__Provided records__:
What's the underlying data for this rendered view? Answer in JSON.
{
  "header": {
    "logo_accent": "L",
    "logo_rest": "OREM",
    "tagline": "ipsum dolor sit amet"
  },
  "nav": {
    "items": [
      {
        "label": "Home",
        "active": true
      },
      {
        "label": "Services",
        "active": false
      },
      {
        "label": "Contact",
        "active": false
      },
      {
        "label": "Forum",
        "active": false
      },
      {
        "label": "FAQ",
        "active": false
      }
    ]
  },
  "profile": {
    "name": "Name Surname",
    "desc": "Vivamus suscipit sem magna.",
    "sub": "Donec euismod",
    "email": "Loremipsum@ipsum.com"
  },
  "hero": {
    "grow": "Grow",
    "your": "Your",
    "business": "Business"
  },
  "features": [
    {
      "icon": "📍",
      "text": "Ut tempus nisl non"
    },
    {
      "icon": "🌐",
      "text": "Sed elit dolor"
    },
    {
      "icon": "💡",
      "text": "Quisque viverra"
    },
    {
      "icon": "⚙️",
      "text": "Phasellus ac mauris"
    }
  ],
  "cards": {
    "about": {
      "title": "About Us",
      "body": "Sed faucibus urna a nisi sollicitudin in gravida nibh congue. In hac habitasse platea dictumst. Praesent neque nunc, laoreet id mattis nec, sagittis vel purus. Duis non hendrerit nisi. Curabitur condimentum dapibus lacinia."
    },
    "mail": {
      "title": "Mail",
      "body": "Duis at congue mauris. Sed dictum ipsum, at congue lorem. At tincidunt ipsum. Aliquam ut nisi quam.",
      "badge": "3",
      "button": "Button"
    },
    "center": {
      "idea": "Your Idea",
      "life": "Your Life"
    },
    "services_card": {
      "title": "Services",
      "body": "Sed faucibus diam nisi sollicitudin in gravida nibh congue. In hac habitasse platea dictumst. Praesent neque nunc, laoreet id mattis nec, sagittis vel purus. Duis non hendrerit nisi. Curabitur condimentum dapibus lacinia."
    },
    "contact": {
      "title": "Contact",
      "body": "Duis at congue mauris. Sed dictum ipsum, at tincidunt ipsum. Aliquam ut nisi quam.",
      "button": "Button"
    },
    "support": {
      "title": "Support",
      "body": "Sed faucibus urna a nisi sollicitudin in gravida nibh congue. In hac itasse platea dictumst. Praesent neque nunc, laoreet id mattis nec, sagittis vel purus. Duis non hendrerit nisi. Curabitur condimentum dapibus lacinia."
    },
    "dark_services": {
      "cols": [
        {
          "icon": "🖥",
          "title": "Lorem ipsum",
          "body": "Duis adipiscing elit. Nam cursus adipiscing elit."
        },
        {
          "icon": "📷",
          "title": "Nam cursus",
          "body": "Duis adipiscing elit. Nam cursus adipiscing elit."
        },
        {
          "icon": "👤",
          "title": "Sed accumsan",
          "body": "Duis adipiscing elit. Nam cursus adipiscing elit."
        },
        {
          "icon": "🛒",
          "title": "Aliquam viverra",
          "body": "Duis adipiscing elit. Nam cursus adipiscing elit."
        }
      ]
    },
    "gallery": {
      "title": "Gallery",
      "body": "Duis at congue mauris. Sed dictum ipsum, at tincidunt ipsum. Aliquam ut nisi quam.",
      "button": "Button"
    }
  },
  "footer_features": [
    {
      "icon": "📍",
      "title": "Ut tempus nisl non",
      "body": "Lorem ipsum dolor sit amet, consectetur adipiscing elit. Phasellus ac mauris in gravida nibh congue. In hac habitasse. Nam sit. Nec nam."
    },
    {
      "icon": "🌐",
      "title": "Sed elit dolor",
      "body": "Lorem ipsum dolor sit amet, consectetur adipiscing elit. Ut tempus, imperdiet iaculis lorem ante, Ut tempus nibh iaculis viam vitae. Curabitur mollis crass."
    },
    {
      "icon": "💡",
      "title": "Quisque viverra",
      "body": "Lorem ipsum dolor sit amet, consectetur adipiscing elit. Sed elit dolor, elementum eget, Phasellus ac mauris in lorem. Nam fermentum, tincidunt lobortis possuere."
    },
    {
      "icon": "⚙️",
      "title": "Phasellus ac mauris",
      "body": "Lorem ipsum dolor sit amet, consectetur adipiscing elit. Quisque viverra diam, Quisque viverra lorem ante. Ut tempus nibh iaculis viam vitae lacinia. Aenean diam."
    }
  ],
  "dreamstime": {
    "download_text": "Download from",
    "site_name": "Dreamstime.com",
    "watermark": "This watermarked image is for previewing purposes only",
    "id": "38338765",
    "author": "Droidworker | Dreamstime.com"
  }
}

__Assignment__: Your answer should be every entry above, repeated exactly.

__Exercise answer__:
What's the underlying data for this rendered view? Answer in JSON.
{
  "header": {
    "logo_accent": "L",
    "logo_rest": "OREM",
    "tagline": "ipsum dolor sit amet"
  },
  "nav": {
    "items": [
      {
        "label": "Home",
        "active": true
      },
      {
        "label": "Services",
        "active": false
      },
      {
        "label": "Contact",
        "active": false
      },
      {
        "label": "Forum",
        "active": false
      },
      {
        "label": "FAQ",
        "active": false
      }
    ]
  },
  "profile": {
    "name": "Name Surname",
    "desc": "Vivamus suscipit sem magna.",
    "sub": "Donec euismod",
    "email": "Loremipsum@ipsum.com"
  },
  "hero": {
    "grow": "Grow",
    "your": "Your",
    "business": "Business"
  },
  "features": [
    {
      "icon": "📍",
      "text": "Ut tempus nisl non"
    },
    {
      "icon": "🌐",
      "text": "Sed elit dolor"
    },
    {
      "icon": "💡",
      "text": "Quisque viverra"
    },
    {
      "icon": "⚙️",
      "text": "Phasellus ac mauris"
    }
  ],
  "cards": {
    "about": {
      "title": "About Us",
      "body": "Sed faucibus urna a nisi sollicitudin in gravida nibh congue. In hac habitasse platea dictumst. Praesent neque nunc, laoreet id mattis nec, sagittis vel purus. Duis non hendrerit nisi. Curabitur condimentum dapibus lacinia."
    },
    "mail": {
      "title": "Mail",
      "body": "Duis at congue mauris. Sed dictum ipsum, at congue lorem. At tincidunt ipsum. Aliquam ut nisi quam.",
      "badge": "3",
      "button": "Button"
    },
    "center": {
      "idea": "Your Idea",
      "life": "Your Life"
    },
    "services_card": {
      "title": "Services",
      "body": "Sed faucibus diam nisi sollicitudin in gravida nibh congue. In hac habitasse platea dictumst. Praesent neque nunc, laoreet id mattis nec, sagittis vel purus. Duis non hendrerit nisi. Curabitur condimentum dapibus lacinia."
    },
    "contact": {
      "title": "Contact",
      "body": "Duis at congue mauris. Sed dictum ipsum, at tincidunt ipsum. Aliquam ut nisi quam.",
      "button": "Button"
    },
    "support": {
      "title": "Support",
      "body": "Sed faucibus urna a nisi sollicitudin in gravida nibh congue. In hac itasse platea dictumst. Praesent neque nunc, laoreet id mattis nec, sagittis vel purus. Duis non hendrerit nisi. Curabitur condimentum dapibus lacinia."
    },
    "dark_services": {
      "cols": [
        {
          "icon": "🖥",
          "title": "Lorem ipsum",
          "body": "Duis adipiscing elit. Nam cursus adipiscing elit."
        },
        {
          "icon": "📷",
          "title": "Nam cursus",
          "body": "Duis adipiscing elit. Nam cursus adipiscing elit."
        },
        {
          "icon": "👤",
          "title": "Sed accumsan",
          "body": "Duis adipiscing elit. Nam cursus adipiscing elit."
        },
        {
          "icon": "🛒",
          "title": "Aliquam viverra",
          "body": "Duis adipiscing elit. Nam cursus adipiscing elit."
        }
      ]
    },
    "gallery": {
      "title": "Gallery",
      "body": "Duis at congue mauris. Sed dictum ipsum, at tincidunt ipsum. Aliquam ut nisi quam.",
      "button": "Button"
    }
  },
  "footer_features": [
    {
      "icon": "📍",
      "title": "Ut tempus nisl non",
      "body": "Lorem ipsum dolor sit amet, consectetur adipiscing elit. Phasellus ac mauris in gravida nibh congue. In hac habitasse. Nam sit. Nec nam."
    },
    {
      "icon": "🌐",
      "title": "Sed elit dolor",
      "body": "Lorem ipsum dolor sit amet, consectetur adipiscing elit. Ut tempus, imperdiet iaculis lorem ante, Ut tempus nibh iaculis viam vitae. Curabitur mollis crass."
    },
    {
      "icon": "💡",
      "title": "Quisque viverra",
      "body": "Lorem ipsum dolor sit amet, consectetur adipiscing elit. Sed elit dolor, elementum eget, Phasellus ac mauris in lorem. Nam fermentum, tincidunt lobortis possuere."
    },
    {
      "icon": "⚙️",
      "title": "Phasellus ac mauris",
      "body": "Lorem ipsum dolor sit amet, consectetur adipiscing elit. Quisque viverra diam, Quisque viverra lorem ante. Ut tempus nibh iaculis viam vitae lacinia. Aenean diam."
    }
  ],
  "dreamstime": {
    "download_text": "Download from",
    "site_name": "Dreamstime.com",
    "watermark": "This watermarked image is for previewing purposes only",
    "id": "38338765",
    "author": "Droidworker | Dreamstime.com"
  }
}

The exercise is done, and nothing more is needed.